Researchers Uncover Mechanisms of Brexanolone and the Role of Inflammation in Post-partum Depression

Brexanolone, an IV infusion comprised of a derivative of progesterone, was approved by the U.S. Food and Drug Administration for the treatment of PPD in 2019. The fast-acting medication significantly reduces depression symptoms and provides effects for up to 90 days. However, exactly how the drug provides these therapeutic effects has remained a mystery – until now.

High fat diet activates early inflammation in mouse brains, supports link to neurologic disease

Researchers at Michigan Medicine have discovered that a high-fat diet promotes an early inflammatory response in the brains of mice through an immune pathway linked to diabetes and neurologic diseases, suggesting a possible bridge between metabolic dysfunction and cognitive impairment.

Chula Medicine Determines “Cytokines” as Indicator of “Degenerative Joints” Giving Hopes for Better Disease Mitigation

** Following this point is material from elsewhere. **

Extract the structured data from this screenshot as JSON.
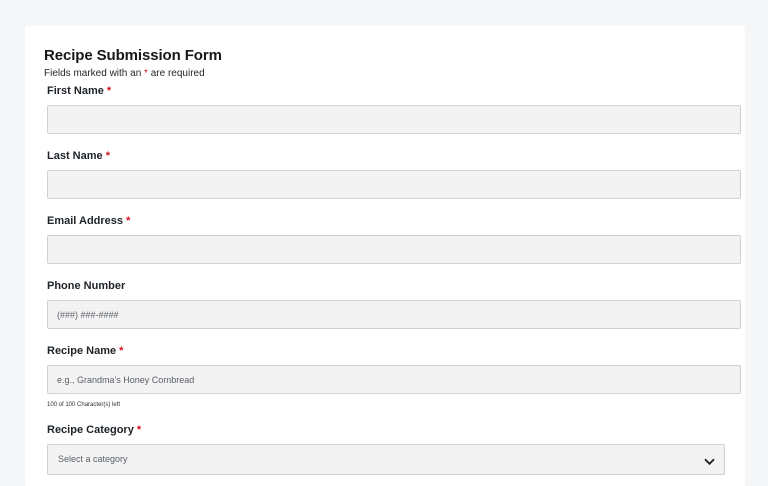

Chula Medicine announced the discovery of “cytokines” in the body’s immune system that can determine the severity of osteoarthritis in elderly adults, hoping to facilitate the planning of follow-up and treatment of the disease, and reduction of its severity, while also recommending vitamin D and vitamin E supplements, body weight control, and proper exercise.

Research Identifies Potential Genetic Cause for MIS-C Complication Following COVID-19 Infection

New research findings have revealed an underlying genetic cause for why some children who have had COVID-19 infection develop Multisystem Inflammatory Syndrome in Children (MIS-C), a rare but potentially life-threatening disease.

The findings, published in Science, are the first potential genetic cause identified for MIS-C, a disease that typically occurs about four weeks after COVID-19 infection and has broad symptoms such as fever, vomiting and inflammation of the heart muscle that can lead to hospitalization. States have reported about 9,000 MIS-C cases, with 71 deaths, according to most recent Centers for Disease Control and Prevention numbers.